(EXERCISE MATERIAL begins)

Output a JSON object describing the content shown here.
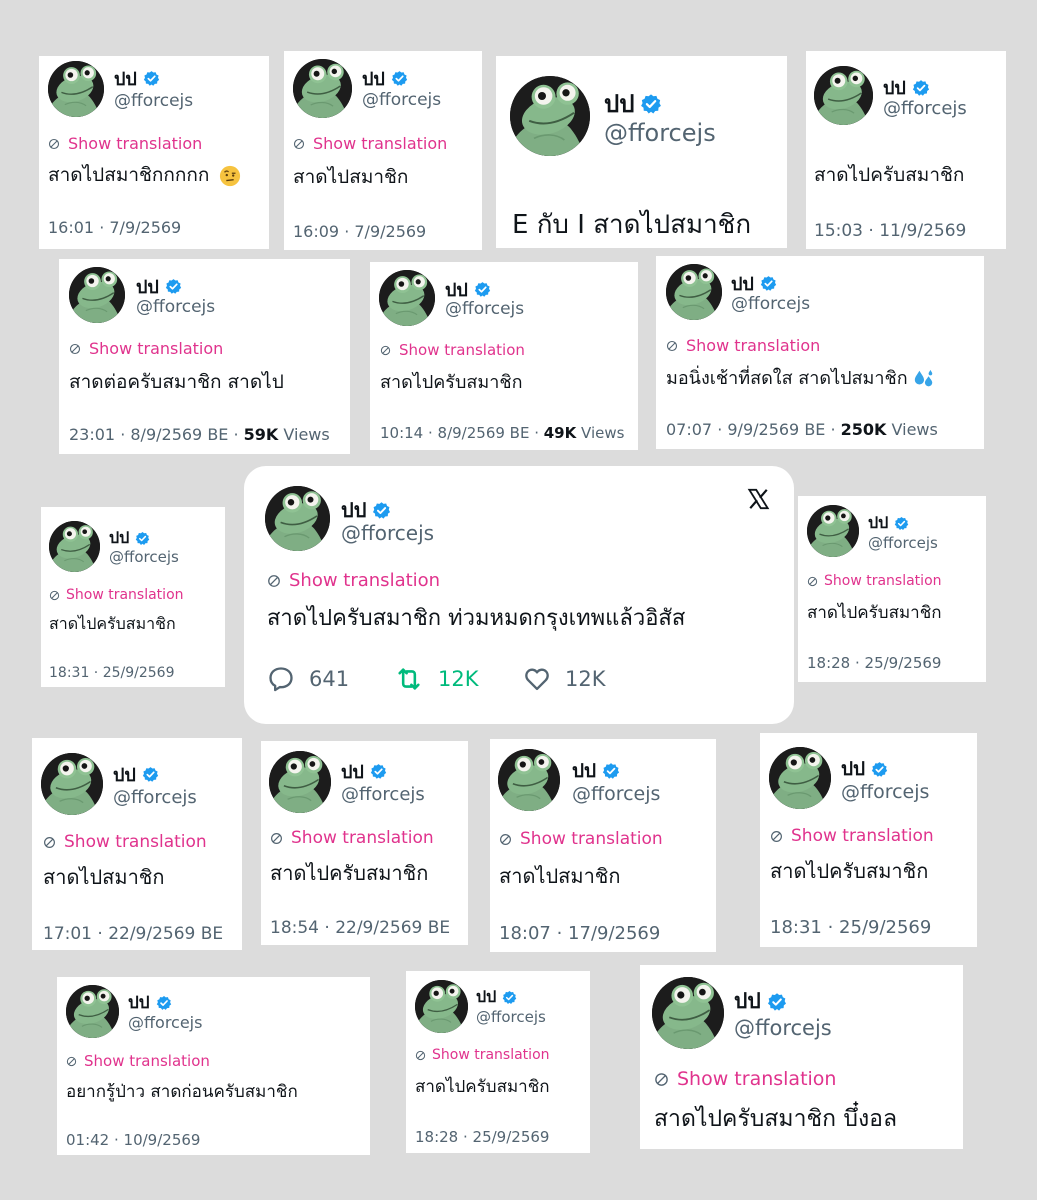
{
  "colors": {
    "background": "#dcdcdc",
    "card": "#ffffff",
    "translation_link": "#e0338d",
    "secondary_text": "#536471",
    "verified_badge": "#1d9bf0",
    "retweet_green": "#00ba7c"
  },
  "icons": {
    "verified": "verified-badge-icon",
    "translation": "translation-globe-icon",
    "reply": "speech-bubble-icon",
    "retweet": "retweet-arrows-icon",
    "like": "heart-icon",
    "brand": "x-logo-icon",
    "splash": "sweat-droplets-emoji",
    "raised_eyebrow": "face-with-raised-eyebrow-emoji"
  },
  "cards": [
    {
      "name": "ปป",
      "handle": "@fforcejs",
      "translation": "Show translation",
      "text": "สาดไปสมาชิกกกกก",
      "meta": "16:01 · 7/9/2569"
    },
    {
      "name": "ปป",
      "handle": "@fforcejs",
      "translation": "Show translation",
      "text": "สาดไปสมาชิก",
      "meta": "16:09 · 7/9/2569"
    },
    {
      "name": "ปป",
      "handle": "@fforcejs",
      "text": "E กับ I สาดไปสมาชิก"
    },
    {
      "name": "ปป",
      "handle": "@fforcejs",
      "text": "สาดไปครับสมาชิก",
      "meta": "15:03 · 11/9/2569"
    },
    {
      "name": "ปป",
      "handle": "@fforcejs",
      "translation": "Show translation",
      "text": "สาดต่อครับสมาชิก สาดไป",
      "meta": "23:01 · 8/9/2569 BE · ",
      "views_count": "59K",
      "views_label": " Views"
    },
    {
      "name": "ปป",
      "handle": "@fforcejs",
      "translation": "Show translation",
      "text": "สาดไปครับสมาชิก",
      "meta": "10:14 · 8/9/2569 BE · ",
      "views_count": "49K",
      "views_label": " Views"
    },
    {
      "name": "ปป",
      "handle": "@fforcejs",
      "translation": "Show translation",
      "text": "มอนิ่งเช้าที่สดใส สาดไปสมาชิก",
      "meta": "07:07 · 9/9/2569 BE · ",
      "views_count": "250K",
      "views_label": " Views"
    },
    {
      "name": "ปป",
      "handle": "@fforcejs",
      "translation": "Show translation",
      "text": "สาดไปครับสมาชิก",
      "meta": "18:31 · 25/9/2569"
    },
    {
      "name": "ปป",
      "handle": "@fforcejs",
      "translation": "Show translation",
      "text": "สาดไปครับสมาชิก ท่วมหมดกรุงเทพแล้วอิสัส",
      "replies": "641",
      "retweets": "12K",
      "likes": "12K"
    },
    {
      "name": "ปป",
      "handle": "@fforcejs",
      "translation": "Show translation",
      "text": "สาดไปครับสมาชิก",
      "meta": "18:28 · 25/9/2569"
    },
    {
      "name": "ปป",
      "handle": "@fforcejs",
      "translation": "Show translation",
      "text": "สาดไปสมาชิก",
      "meta": "17:01 · 22/9/2569 BE"
    },
    {
      "name": "ปป",
      "handle": "@fforcejs",
      "translation": "Show translation",
      "text": "สาดไปครับสมาชิก",
      "meta": "18:54 · 22/9/2569 BE"
    },
    {
      "name": "ปป",
      "handle": "@fforcejs",
      "translation": "Show translation",
      "text": "สาดไปสมาชิก",
      "meta": "18:07 · 17/9/2569"
    },
    {
      "name": "ปป",
      "handle": "@fforcejs",
      "translation": "Show translation",
      "text": "สาดไปครับสมาชิก",
      "meta": "18:31 · 25/9/2569"
    },
    {
      "name": "ปป",
      "handle": "@fforcejs",
      "translation": "Show translation",
      "text": "อยากรู้ป่าว สาดก่อนครับสมาชิก",
      "meta": "01:42 · 10/9/2569"
    },
    {
      "name": "ปป",
      "handle": "@fforcejs",
      "translation": "Show translation",
      "text": "สาดไปครับสมาชิก",
      "meta": "18:28 · 25/9/2569"
    },
    {
      "name": "ปป",
      "handle": "@fforcejs",
      "translation": "Show translation",
      "text": "สาดไปครับสมาชิก บึ๋งอล"
    }
  ]
}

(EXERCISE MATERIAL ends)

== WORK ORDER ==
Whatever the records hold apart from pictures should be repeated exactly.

== COMPLETED EXERCISE ==
Output a JSON object describing the content shown here.
{
  "colors": {
    "background": "#dcdcdc",
    "card": "#ffffff",
    "translation_link": "#e0338d",
    "secondary_text": "#536471",
    "verified_badge": "#1d9bf0",
    "retweet_green": "#00ba7c"
  },
  "icons": {
    "verified": "verified-badge-icon",
    "translation": "translation-globe-icon",
    "reply": "speech-bubble-icon",
    "retweet": "retweet-arrows-icon",
    "like": "heart-icon",
    "brand": "x-logo-icon",
    "splash": "sweat-droplets-emoji",
    "raised_eyebrow": "face-with-raised-eyebrow-emoji"
  },
  "cards": [
    {
      "name": "ปป",
      "handle": "@fforcejs",
      "translation": "Show translation",
      "text": "สาดไปสมาชิกกกกก",
      "meta": "16:01 · 7/9/2569"
    },
    {
      "name": "ปป",
      "handle": "@fforcejs",
      "translation": "Show translation",
      "text": "สาดไปสมาชิก",
      "meta": "16:09 · 7/9/2569"
    },
    {
      "name": "ปป",
      "handle": "@fforcejs",
      "text": "E กับ I สาดไปสมาชิก"
    },
    {
      "name": "ปป",
      "handle": "@fforcejs",
      "text": "สาดไปครับสมาชิก",
      "meta": "15:03 · 11/9/2569"
    },
    {
      "name": "ปป",
      "handle": "@fforcejs",
      "translation": "Show translation",
      "text": "สาดต่อครับสมาชิก สาดไป",
      "meta": "23:01 · 8/9/2569 BE · ",
      "views_count": "59K",
      "views_label": " Views"
    },
    {
      "name": "ปป",
      "handle": "@fforcejs",
      "translation": "Show translation",
      "text": "สาดไปครับสมาชิก",
      "meta": "10:14 · 8/9/2569 BE · ",
      "views_count": "49K",
      "views_label": " Views"
    },
    {
      "name": "ปป",
      "handle": "@fforcejs",
      "translation": "Show translation",
      "text": "มอนิ่งเช้าที่สดใส สาดไปสมาชิก",
      "meta": "07:07 · 9/9/2569 BE · ",
      "views_count": "250K",
      "views_label": " Views"
    },
    {
      "name": "ปป",
      "handle": "@fforcejs",
      "translation": "Show translation",
      "text": "สาดไปครับสมาชิก",
      "meta": "18:31 · 25/9/2569"
    },
    {
      "name": "ปป",
      "handle": "@fforcejs",
      "translation": "Show translation",
      "text": "สาดไปครับสมาชิก ท่วมหมดกรุงเทพแล้วอิสัส",
      "replies": "641",
      "retweets": "12K",
      "likes": "12K"
    },
    {
      "name": "ปป",
      "handle": "@fforcejs",
      "translation": "Show translation",
      "text": "สาดไปครับสมาชิก",
      "meta": "18:28 · 25/9/2569"
    },
    {
      "name": "ปป",
      "handle": "@fforcejs",
      "translation": "Show translation",
      "text": "สาดไปสมาชิก",
      "meta": "17:01 · 22/9/2569 BE"
    },
    {
      "name": "ปป",
      "handle": "@fforcejs",
      "translation": "Show translation",
      "text": "สาดไปครับสมาชิก",
      "meta": "18:54 · 22/9/2569 BE"
    },
    {
      "name": "ปป",
      "handle": "@fforcejs",
      "translation": "Show translation",
      "text": "สาดไปสมาชิก",
      "meta": "18:07 · 17/9/2569"
    },
    {
      "name": "ปป",
      "handle": "@fforcejs",
      "translation": "Show translation",
      "text": "สาดไปครับสมาชิก",
      "meta": "18:31 · 25/9/2569"
    },
    {
      "name": "ปป",
      "handle": "@fforcejs",
      "translation": "Show translation",
      "text": "อยากรู้ป่าว สาดก่อนครับสมาชิก",
      "meta": "01:42 · 10/9/2569"
    },
    {
      "name": "ปป",
      "handle": "@fforcejs",
      "translation": "Show translation",
      "text": "สาดไปครับสมาชิก",
      "meta": "18:28 · 25/9/2569"
    },
    {
      "name": "ปป",
      "handle": "@fforcejs",
      "translation": "Show translation",
      "text": "สาดไปครับสมาชิก บึ๋งอล"
    }
  ]
}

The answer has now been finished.